> **WHAT YOU WILL DO**:
An exact copy of all the data is the expected answer.

START RECORDED INFORMATION

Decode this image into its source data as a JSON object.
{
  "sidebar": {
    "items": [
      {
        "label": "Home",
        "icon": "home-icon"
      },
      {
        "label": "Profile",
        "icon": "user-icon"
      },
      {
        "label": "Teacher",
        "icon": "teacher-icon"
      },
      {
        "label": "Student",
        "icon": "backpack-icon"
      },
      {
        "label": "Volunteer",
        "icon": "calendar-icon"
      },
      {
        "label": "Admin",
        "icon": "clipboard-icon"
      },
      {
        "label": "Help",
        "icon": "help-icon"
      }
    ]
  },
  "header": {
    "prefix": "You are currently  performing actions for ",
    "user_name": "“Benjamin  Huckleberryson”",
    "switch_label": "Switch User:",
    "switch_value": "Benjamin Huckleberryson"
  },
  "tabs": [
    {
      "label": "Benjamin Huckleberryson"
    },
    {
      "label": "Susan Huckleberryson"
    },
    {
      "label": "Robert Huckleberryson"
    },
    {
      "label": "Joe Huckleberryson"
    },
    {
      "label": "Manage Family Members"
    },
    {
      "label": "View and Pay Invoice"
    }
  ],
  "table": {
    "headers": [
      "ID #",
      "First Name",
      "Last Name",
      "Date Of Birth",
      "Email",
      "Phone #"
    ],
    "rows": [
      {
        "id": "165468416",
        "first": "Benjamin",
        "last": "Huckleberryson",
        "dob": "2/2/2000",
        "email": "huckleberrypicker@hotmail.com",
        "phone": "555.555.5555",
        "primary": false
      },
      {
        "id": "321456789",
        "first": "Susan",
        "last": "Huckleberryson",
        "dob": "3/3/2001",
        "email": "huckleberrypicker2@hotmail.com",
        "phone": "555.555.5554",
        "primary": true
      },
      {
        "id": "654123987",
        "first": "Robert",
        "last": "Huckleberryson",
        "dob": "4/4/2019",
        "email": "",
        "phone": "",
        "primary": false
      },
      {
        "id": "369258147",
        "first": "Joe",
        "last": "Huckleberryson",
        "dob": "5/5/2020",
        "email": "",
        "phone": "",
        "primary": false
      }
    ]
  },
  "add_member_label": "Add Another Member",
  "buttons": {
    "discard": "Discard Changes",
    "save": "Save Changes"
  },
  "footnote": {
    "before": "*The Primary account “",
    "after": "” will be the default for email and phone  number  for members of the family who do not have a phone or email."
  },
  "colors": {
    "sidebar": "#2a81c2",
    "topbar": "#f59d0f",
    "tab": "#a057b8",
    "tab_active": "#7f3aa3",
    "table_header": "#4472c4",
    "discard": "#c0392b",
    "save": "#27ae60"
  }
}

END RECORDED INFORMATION

> **TASK RESULT**:
Decode this image into its source data as a JSON object.
{
  "sidebar": {
    "items": [
      {
        "label": "Home",
        "icon": "home-icon"
      },
      {
        "label": "Profile",
        "icon": "user-icon"
      },
      {
        "label": "Teacher",
        "icon": "teacher-icon"
      },
      {
        "label": "Student",
        "icon": "backpack-icon"
      },
      {
        "label": "Volunteer",
        "icon": "calendar-icon"
      },
      {
        "label": "Admin",
        "icon": "clipboard-icon"
      },
      {
        "label": "Help",
        "icon": "help-icon"
      }
    ]
  },
  "header": {
    "prefix": "You are currently  performing actions for ",
    "user_name": "“Benjamin  Huckleberryson”",
    "switch_label": "Switch User:",
    "switch_value": "Benjamin Huckleberryson"
  },
  "tabs": [
    {
      "label": "Benjamin Huckleberryson"
    },
    {
      "label": "Susan Huckleberryson"
    },
    {
      "label": "Robert Huckleberryson"
    },
    {
      "label": "Joe Huckleberryson"
    },
    {
      "label": "Manage Family Members"
    },
    {
      "label": "View and Pay Invoice"
    }
  ],
  "table": {
    "headers": [
      "ID #",
      "First Name",
      "Last Name",
      "Date Of Birth",
      "Email",
      "Phone #"
    ],
    "rows": [
      {
        "id": "165468416",
        "first": "Benjamin",
        "last": "Huckleberryson",
        "dob": "2/2/2000",
        "email": "huckleberrypicker@hotmail.com",
        "phone": "555.555.5555",
        "primary": false
      },
      {
        "id": "321456789",
        "first": "Susan",
        "last": "Huckleberryson",
        "dob": "3/3/2001",
        "email": "huckleberrypicker2@hotmail.com",
        "phone": "555.555.5554",
        "primary": true
      },
      {
        "id": "654123987",
        "first": "Robert",
        "last": "Huckleberryson",
        "dob": "4/4/2019",
        "email": "",
        "phone": "",
        "primary": false
      },
      {
        "id": "369258147",
        "first": "Joe",
        "last": "Huckleberryson",
        "dob": "5/5/2020",
        "email": "",
        "phone": "",
        "primary": false
      }
    ]
  },
  "add_member_label": "Add Another Member",
  "buttons": {
    "discard": "Discard Changes",
    "save": "Save Changes"
  },
  "footnote": {
    "before": "*The Primary account “",
    "after": "” will be the default for email and phone  number  for members of the family who do not have a phone or email."
  },
  "colors": {
    "sidebar": "#2a81c2",
    "topbar": "#f59d0f",
    "tab": "#a057b8",
    "tab_active": "#7f3aa3",
    "table_header": "#4472c4",
    "discard": "#c0392b",
    "save": "#27ae60"
  }
}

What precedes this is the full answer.